Wait a second. Does this mean you're saying Jesus wasn't revolutionary? That's exactly what I'm saying if being revolutionary means what it means today according the words and actions of many Christians (i.e. status posting alt-right garbage or re-tweeting your support for this or that liberal initiative because you think the church needs to follow rather than resist the current of history). But if being revolutionary means preaching and living the sermon on the mount to the point of being nailed on a cross as an enemy of the state and the church, then yes, I am saying Jesus was and is revolutionary. But only that kind of revolutionary.
Does this mean that we do nothing as we watch everything people take for granted—democracy, truth, justice, equality, freedom, and all the other socio-political ideals we are coming to see are emptier than we thought they are—be shaken at its foundations ? No. Actually, it means we do something, but do it in the name of Jesus. Not in the name of a political party. Because, that Christendom revolution you're hoping for? If achieved, it might actually signal the death blow to rather than the flourishing of the faith that you claim to so proudly and profoundly represent here and now. For, as Soren Kierkegaard points out in Practices in Christianity: "As soon as Christ's kingdom comes to terms with the world, Christianity is abolished."

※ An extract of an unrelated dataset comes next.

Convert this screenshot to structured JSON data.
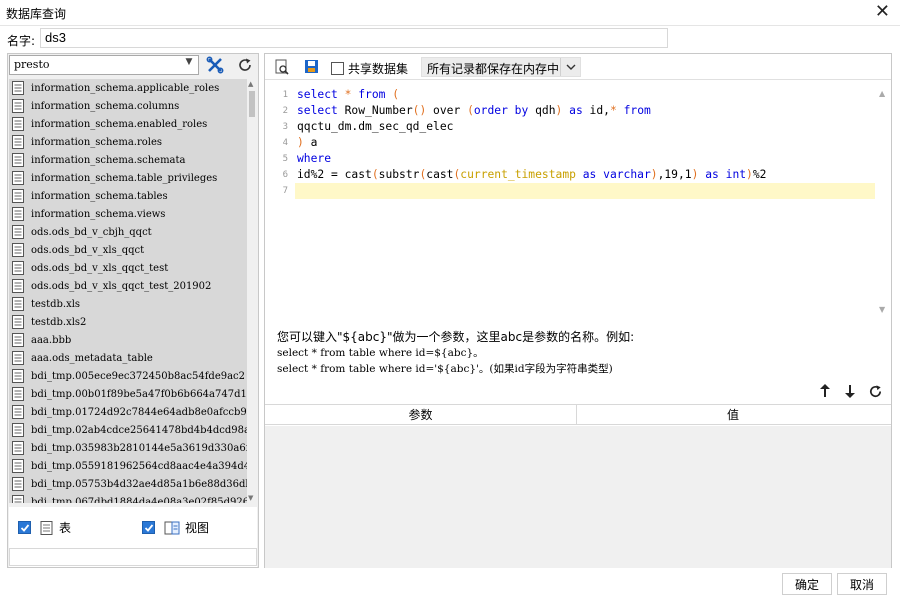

I just finished reading a book today, and I'll end by quoting a passage from it that I think communicates the other-worldly, Kingdom-oriented-ethic, I'm putting forth here. It's from Jacques Ellul's A Critique of the New Commonplaces, and my guess is that it'll challenge you like it challenges me:
"There is no violence that liberates: all violence enslaves. The growth of the state does not result in freedom, but in greater dictatorship. Any method today that destroys a single [person] in [their] body or in [their] soul, though it liberates a million others, will never do anything but reinforce the slavery of the million [people] you are trying to help."
What if we stopped waging constant war against others we think have it wrong, and instead, viewed them as people who are just as existentially afraid as we are (Matthew 9:36)? What if we stopped thinking and acting as if violence and anger is redemptive (Matthew 5:21-23)? What if we recalled that it gains us nothing to gain everything and lose who we are in the process—adopted children of God who have no other justification than the One who justifies us (Mark 8:36)? What if we remembered that the way in which we judge others determines how we will be judged (Luke 6:38)? What if we reflected on the mandate that the principle fight of the disciple of Jesus is not firstly one that is physical and against material things, but firstly one of prayer against destructive powers (Ephesians 6:12)? What if we constantly repeated the beatitudes to ourselves and asked God to give us the strength to live them out today (Matthew 5:11-17)?
Then, only after we genuinely contemplate and struggle to live out each of these truths as individual and gathered Christians, we might be able to construct practical solutions to the problems we're encountering today. But then, once that happens, my suspicion is that Christians will recall who they really are, and in the process, they'll stop looking to the state, politics, and violence in any form as solutions to such problems.